For Tax Day I had a story over at the Yankee Institute about the Earned Income Tax Credit:
The EITC supplements the wages of low-income workers by sending them a check after they file their tax returns — even when they have no income-tax liability. The underlying idea is to refund the payroll taxes of low earners.
Who qualifies and how much they receive is based on what they earn and how many children they have. In Connecticut, for example, a married couple with two children making less than $51,492 would qualify. That family would receive at most $5,716 from the feds plus another $1,315 from the state. This would boost their total income to about $58,520, which is more than 227 percent of the federal poverty level.
Three different bills introduced in the Assembly sought to either expand the state EITC, kill it, or modify it, but all of them died in committee. I’ve become something of an evangelist for the EITC since learning about it last year, and it’s my hope the article, if nothing else, raises the program’s profile.
When I moved to Connecticut in 1995, I earned $21,000 a year, equivalent to about $35,000 today. I often think about how difficult it would be to live on that amount now, in part because of the increased tax burden. Back then, Connecticut only had income-tax brackets for the highest earners, but today anyone making $1 or more has some liability. I can’t imagine squeaking by on $35,000 and yet having to pay income tax on it.
At 3 percent for the lowest bracket, I’d be paying $1,050 to the state, which is very nearly the median monthly rent in Connecticut.

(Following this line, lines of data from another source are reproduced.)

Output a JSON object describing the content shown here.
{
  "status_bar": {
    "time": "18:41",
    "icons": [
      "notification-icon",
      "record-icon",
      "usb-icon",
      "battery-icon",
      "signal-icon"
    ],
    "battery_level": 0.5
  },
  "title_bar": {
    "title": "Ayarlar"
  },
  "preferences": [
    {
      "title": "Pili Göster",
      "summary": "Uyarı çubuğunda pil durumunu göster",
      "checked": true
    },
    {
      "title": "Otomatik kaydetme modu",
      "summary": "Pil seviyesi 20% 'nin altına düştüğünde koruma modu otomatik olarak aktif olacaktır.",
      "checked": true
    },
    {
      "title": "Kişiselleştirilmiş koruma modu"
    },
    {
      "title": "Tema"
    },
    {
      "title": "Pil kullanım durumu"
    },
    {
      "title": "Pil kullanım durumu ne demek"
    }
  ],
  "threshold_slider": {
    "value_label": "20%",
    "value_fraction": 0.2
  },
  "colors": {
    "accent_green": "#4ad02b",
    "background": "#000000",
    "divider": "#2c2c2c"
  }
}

It’s incredible how low earners in this state are screwed, particularly by taxes. The issue of raising the minimum wage receives a lot of airtime, even though less than 1 percent of the American population earns the federal minimum wage or less (caveat: the fed’s minimum wage is very low — $7.25 an hour). In the article I cite Pew Research, noting that 3.3 million Americans earn the federal minimum wage or less, but that number is from 2013. According to the Bureau of Labor Statistics, the total decreased to 1.8 million by 2017.
In contrast, 25 million received a refund via the federal EITC in 2018 — nearly 14 times the number of people earning the federal minimum wage or less. Many more people are impacted by the EITC than would be affected by raising the minimum wage. Don’t forget that raising the minimum wage also results in layoffs.
When you hear cries from certain quarters saying we need to raise taxes, what they really mean is the income tax (and maybe capital gains taxes too) because that’s our only progressive tax — that is, the more you make, the higher percentage you pay.
What they ignore — or maybe don’t want to admit — is that *everybody* pays taxes, including low earners. Low earners pay sales tax. Low earners pay property taxes through their rent or mortgage, and in Connecticut on their cars too. Low earners pay tariffs. Low earners pay payroll taxes. Demands for more taxes means just that: more taxes for everyone, not just for the reviled rich.
This is one of the few times you’ll ever see me boosting an entitlement program but if we’re going to have a system that uses tax money to fill the potholes (just kidding — most of our taxes go to pay interest on debt and to bomb people in other countries), then it shouldn’t be done on the backs of those living closest to the edge. The EITC is something we should keep in Connecticut.